The FDA Conference on CBD & Gender

Written by Petar Petrov

A recent Food and Drug Administration (FDA) conference looked at cannabidiol (CBD) in the context of biological sex differences..

A few key insights stood out at the conference, which took place in November of last year. For starters, the FDA is not just looking at CBD, but other cannabinoids as well.

“The focus of research for many years has been on tetrahydrocannabinol (THC), and it’s left significant gaps in understanding the properties of the well over 100 cannabinoids and 120 terpenes within the cannabis plant,” said David Shurtleff, PhD, deputy director of the National Institute for Health (NIH)’s National Center for Complementary and Integrative Health.

Doctors are reluctant to even discuss CBD with patients whose curiosity has been piqued by hype surrounding the cannabinoid. This is likely attributed to lack of training or even permission to do so, which speaks to lingering stigma.

Cinnamon Bidwell, PhD, director of the Center for Research and Education Addressing Cannabis and Health at the University of Colorado, Boulder, pointed out that CBD might be more effective against anxiety than tetrahydrocannabinol (THC) in females compared to males.

Pain management was another key point of the discussion. Daniel Clauw, MD of the University of Michigan noted that CBD targets the periphery and central nervous system, which is where chronic pain stems from. Women experience 1.5-2 times more chronic pain than men, according to Dr. Clauw, and they may therefore derive more pain relief from CBD.

As for CBD during pregnancy, despite a lack of data on the matter, the general consensus for pregnant women to stay clear of CBD.

The conference also brought to light the inequality between men and women in clinical trials for cannabinoinds, which has been more focused on men, as with many other types of research.

“NIH has ratcheted up the enforcement of studying sex as a biological variable because women were not included in studies,” noted Betty Jo Salmeron, MD, staff clinician for NIH’s National Institute on Drug Abuse.

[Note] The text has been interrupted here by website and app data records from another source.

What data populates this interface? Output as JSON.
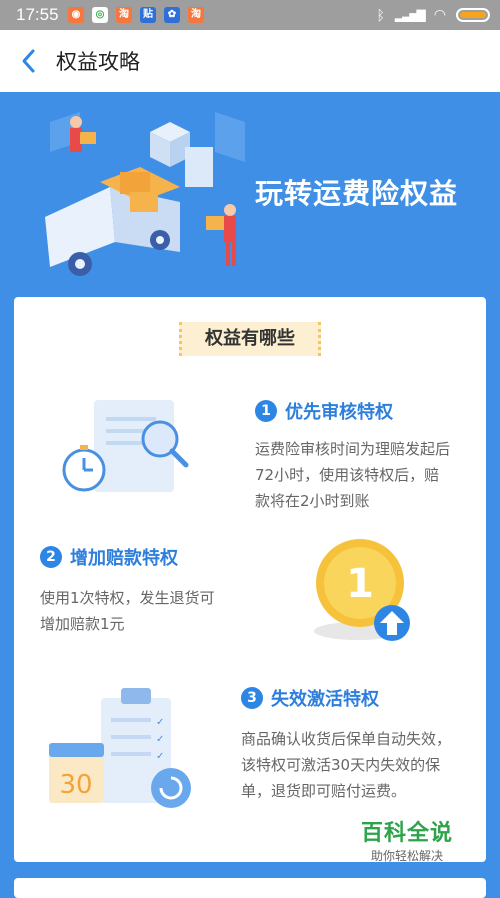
{
  "status": {
    "time": "17:55"
  },
  "header": {
    "title": "权益攻略"
  },
  "hero": {
    "title": "玩转运费险权益"
  },
  "section_tag": "权益有哪些",
  "items": [
    {
      "number": "1",
      "title": "优先审核特权",
      "desc_lines": [
        "运费险审核时间为理赔发起后",
        "72小时，使用该特权后，赔",
        "款将在2小时到账"
      ]
    },
    {
      "number": "2",
      "title": "增加赔款特权",
      "desc_lines": [
        "使用1次特权，发生退货可",
        "增加赔款1元"
      ]
    },
    {
      "number": "3",
      "title": "失效激活特权",
      "desc_lines": [
        "商品确认收货后保单自动失效，",
        "该特权可激活30天内失效的保",
        "单，退货即可赔付运费。"
      ]
    }
  ],
  "illustrations": {
    "coin_value": "1",
    "calendar_value": "30"
  },
  "watermark": {
    "main": "百科全说",
    "sub": "助你轻松解决"
  }
}
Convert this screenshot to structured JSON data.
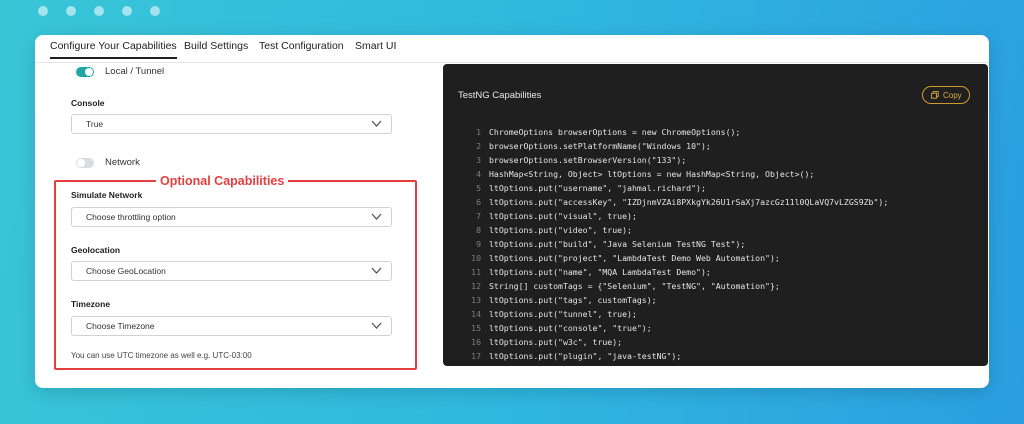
{
  "tabs": [
    {
      "label": "Configure Your Capabilities",
      "active": true
    },
    {
      "label": "Build Settings"
    },
    {
      "label": "Test Configuration"
    },
    {
      "label": "Smart UI"
    }
  ],
  "left": {
    "local_tunnel_label": "Local / Tunnel",
    "console_label": "Console",
    "console_value": "True",
    "network_label": "Network",
    "optional_title": "Optional Capabilities",
    "simulate_network_label": "Simulate Network",
    "simulate_network_value": "Choose throttling option",
    "geolocation_label": "Geolocation",
    "geolocation_value": "Choose GeoLocation",
    "timezone_label": "Timezone",
    "timezone_value": "Choose Timezone",
    "timezone_hint": "You can use UTC timezone as well e.g. UTC-03:00"
  },
  "code_panel": {
    "title": "TestNG Capabilities",
    "copy_label": "Copy",
    "lines": [
      "ChromeOptions browserOptions = new ChromeOptions();",
      "browserOptions.setPlatformName(\"Windows 10\");",
      "browserOptions.setBrowserVersion(\"133\");",
      "HashMap<String, Object> ltOptions = new HashMap<String, Object>();",
      "ltOptions.put(\"username\", \"jahmal.richard\");",
      "ltOptions.put(\"accessKey\", \"IZDjnmVZAi8PXkgYk26U1rSaXj7azcGz11l0QLaVQ7vLZGS9Zb\");",
      "ltOptions.put(\"visual\", true);",
      "ltOptions.put(\"video\", true);",
      "ltOptions.put(\"build\", \"Java Selenium TestNG Test\");",
      "ltOptions.put(\"project\", \"LambdaTest Demo Web Automation\");",
      "ltOptions.put(\"name\", \"MQA LambdaTest Demo\");",
      "String[] customTags = {\"Selenium\", \"TestNG\", \"Automation\"};",
      "ltOptions.put(\"tags\", customTags);",
      "ltOptions.put(\"tunnel\", true);",
      "ltOptions.put(\"console\", \"true\");",
      "ltOptions.put(\"w3c\", true);",
      "ltOptions.put(\"plugin\", \"java-testNG\");"
    ]
  },
  "colors": {
    "accent_teal": "#1ea6a6",
    "highlight_red": "#e53e3e",
    "copy_orange": "#d39a2f",
    "code_bg": "#1f1f1f"
  }
}
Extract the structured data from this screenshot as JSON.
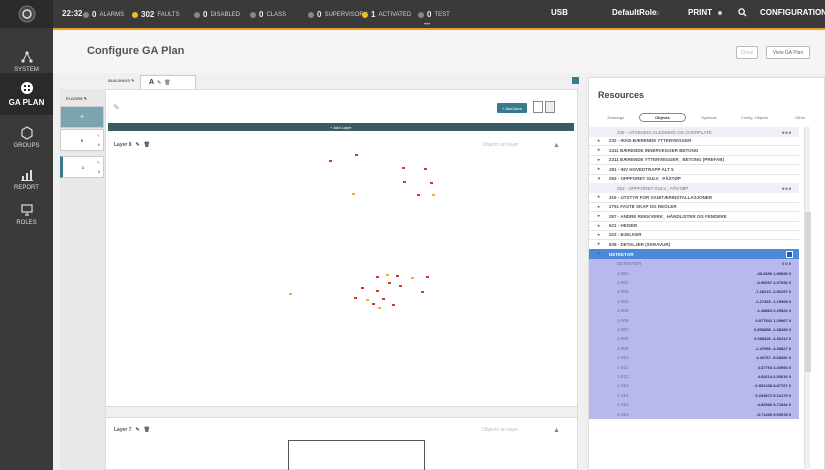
{
  "topbar": {
    "time": "22:32",
    "alarms": {
      "count": "0",
      "label": "ALARMS"
    },
    "faults": {
      "count": "302",
      "label": "FAULTS"
    },
    "disabled": {
      "count": "0",
      "label": "DISABLED"
    },
    "class": {
      "count": "0",
      "label": "CLASS"
    },
    "supervisory": {
      "count": "0",
      "label": "SUPERVISORY"
    },
    "activated": {
      "count": "1",
      "label": "ACTIVATED"
    },
    "test": {
      "count": "0",
      "label": "TEST"
    },
    "usb": "USB",
    "role": "DefaultRole",
    "print": "PRINT",
    "configuration": "CONFIGURATION",
    "dots": "•••",
    "colors": {
      "faults": "#e8c21f",
      "activated": "#e8c21f",
      "accent": "#f29a1f"
    }
  },
  "nav": [
    {
      "label": "SYSTEM",
      "icon": "system-icon"
    },
    {
      "label": "GA PLAN",
      "icon": "ga-plan-icon"
    },
    {
      "label": "GROUPS",
      "icon": "groups-icon"
    },
    {
      "label": "REPORT",
      "icon": "report-icon"
    },
    {
      "label": "ROLES",
      "icon": "roles-icon"
    }
  ],
  "header": {
    "title": "Configure GA Plan",
    "close_label": "Close",
    "view_label": "View GA Plan"
  },
  "tabs": {
    "buildings_label": "BUILDINGS",
    "building": "A"
  },
  "floors": {
    "label": "FLOORS",
    "add": "+",
    "items": [
      {
        "num": "0",
        "sub": "0"
      },
      {
        "num": "1",
        "sub": "0"
      }
    ]
  },
  "canvas": {
    "add_area": "+ Add Area",
    "add_layer": "+ Add Layer",
    "layers": [
      {
        "name": "Layer 8",
        "status": "Objects on layer"
      },
      {
        "name": "Layer 7",
        "status": "Objects on layer"
      }
    ]
  },
  "resources": {
    "title": "Resources",
    "tabs": [
      "Drawings",
      "Objects",
      "Symbols",
      "Config. Objects",
      "Other"
    ],
    "active_tab": "Objects",
    "rows": [
      {
        "kind": "sub",
        "name": "235 - UTVENDIG KLEDNING OG OVERFLATE",
        "val": "0 0 0"
      },
      {
        "kind": "group",
        "name": "232 - IKKE-BÆRENDE YTTERVEGGER",
        "arrow": "▸"
      },
      {
        "kind": "group",
        "name": "2411 BÆRENDE INNERVEGGER BETONG",
        "arrow": "▸"
      },
      {
        "kind": "group",
        "name": "2311 BÆRENDE YTTERVEGGER_ BETONG (PREFAB)",
        "arrow": "▸"
      },
      {
        "kind": "group",
        "name": "281 - INV HOVEDTRAPP ALT 5",
        "arrow": "▸"
      },
      {
        "kind": "group",
        "name": "253 - OPPFORET GULV_ PÅSTØP",
        "arrow": "▾"
      },
      {
        "kind": "sub",
        "name": "253 - OPPFORET GULV_ PÅSTØP",
        "val": "0 0 0"
      },
      {
        "kind": "group",
        "name": "315 - UTSTYR FOR SANITÆRINSTALLASJONER",
        "arrow": "▸"
      },
      {
        "kind": "group",
        "name": "2751 FASTE SKAP OG REOLER",
        "arrow": "▸"
      },
      {
        "kind": "group",
        "name": "287 - ANDRE REKKVERK_ HÅNDLISTER OG FENDERE",
        "arrow": "▸"
      },
      {
        "kind": "group",
        "name": "621 - HEISER",
        "arrow": "▸"
      },
      {
        "kind": "group",
        "name": "223 - BJELKER",
        "arrow": "▸"
      },
      {
        "kind": "group",
        "name": "838 - DETALJER (SKRAVUR)",
        "arrow": "▸"
      },
      {
        "kind": "dethead",
        "name": "DETEKTOR",
        "arrow": "▾"
      },
      {
        "kind": "dettop",
        "name": "DETEKTOR",
        "val": "0 0 0"
      },
      {
        "kind": "det",
        "name": "1-001",
        "val": "-36.6659 1.85696 0"
      },
      {
        "kind": "det",
        "name": "1-002",
        "val": "-6.96097 4.07533 0"
      },
      {
        "kind": "det",
        "name": "1-003",
        "val": "-7.28215 -2.56257 0"
      },
      {
        "kind": "det",
        "name": "1-004",
        "val": "-1.27335 -1.15968 0"
      },
      {
        "kind": "det",
        "name": "1-005",
        "val": "-1.48863 2.25522 0"
      },
      {
        "kind": "det",
        "name": "1-006",
        "val": "0.877541 1.29967 0"
      },
      {
        "kind": "det",
        "name": "1-007",
        "val": "0.856858 -1.38280 0"
      },
      {
        "kind": "det",
        "name": "1-008",
        "val": "0.388426 -4.36412 0"
      },
      {
        "kind": "det",
        "name": "1-009",
        "val": "-1.47996 -4.35827 0"
      },
      {
        "kind": "det",
        "name": "1-010",
        "val": "4.40757 -5.68382 0"
      },
      {
        "kind": "det",
        "name": "1-011",
        "val": "4.67793 3.40993 0"
      },
      {
        "kind": "det",
        "name": "1-012",
        "val": "4.62614 6.93616 0"
      },
      {
        "kind": "det",
        "name": "1-013",
        "val": "-0.851258 8.87767 0"
      },
      {
        "kind": "det",
        "name": "1-014",
        "val": "0.294872 9.16179 0"
      },
      {
        "kind": "det",
        "name": "1-015",
        "val": "-4.82966 9.71844 0"
      },
      {
        "kind": "det",
        "name": "1-016",
        "val": "-5.71469 9.00578 0"
      }
    ]
  }
}
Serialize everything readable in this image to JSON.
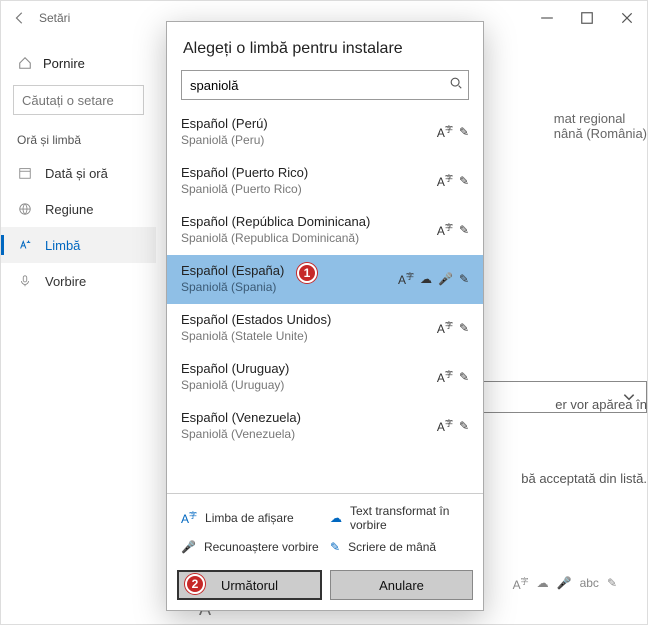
{
  "bg": {
    "title": "Setări",
    "home": "Pornire",
    "search_placeholder": "Căutați o setare",
    "section": "Oră și limbă",
    "items": [
      {
        "label": "Dată și oră"
      },
      {
        "label": "Regiune"
      },
      {
        "label": "Limbă"
      },
      {
        "label": "Vorbire"
      }
    ],
    "right_hint1": "mat regional",
    "right_hint2": "nână (România)",
    "right_hint3": "er vor apărea în",
    "right_hint4": "bă acceptată din listă."
  },
  "modal": {
    "title": "Alegeți o limbă pentru instalare",
    "search_value": "spaniolă",
    "languages": [
      {
        "name": "Español (Perú)",
        "sub": "Spaniolă (Peru)",
        "icons": [
          "display",
          "hand"
        ]
      },
      {
        "name": "Español (Puerto Rico)",
        "sub": "Spaniolă (Puerto Rico)",
        "icons": [
          "display",
          "hand"
        ]
      },
      {
        "name": "Español (República Dominicana)",
        "sub": "Spaniolă (Republica Dominicană)",
        "icons": [
          "display",
          "hand"
        ]
      },
      {
        "name": "Español (España)",
        "sub": "Spaniolă (Spania)",
        "icons": [
          "display",
          "tts",
          "speech",
          "hand"
        ],
        "selected": true
      },
      {
        "name": "Español (Estados Unidos)",
        "sub": "Spaniolă (Statele Unite)",
        "icons": [
          "display",
          "hand"
        ]
      },
      {
        "name": "Español (Uruguay)",
        "sub": "Spaniolă (Uruguay)",
        "icons": [
          "display",
          "hand"
        ]
      },
      {
        "name": "Español (Venezuela)",
        "sub": "Spaniolă (Venezuela)",
        "icons": [
          "display",
          "hand"
        ]
      }
    ],
    "legend": {
      "display": "Limba de afișare",
      "tts": "Text transformat în vorbire",
      "speech": "Recunoaștere vorbire",
      "hand": "Scriere de mână"
    },
    "next": "Următorul",
    "cancel": "Anulare"
  },
  "annotations": {
    "a1": "1",
    "a2": "2"
  }
}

A very familiar conclusion was made at the end of the conference–we need more research on CBD in everyone. We can certainly agree with that.

Image Credit: Gerd Altmann

Image Source:

About the author

Petar Petrov

Petar is a freelance writer and copywriter, covering culture, art, society, and anything in-between that makes for a nice story. And as it so happens, cannabis is a great element to add to each of those conversations.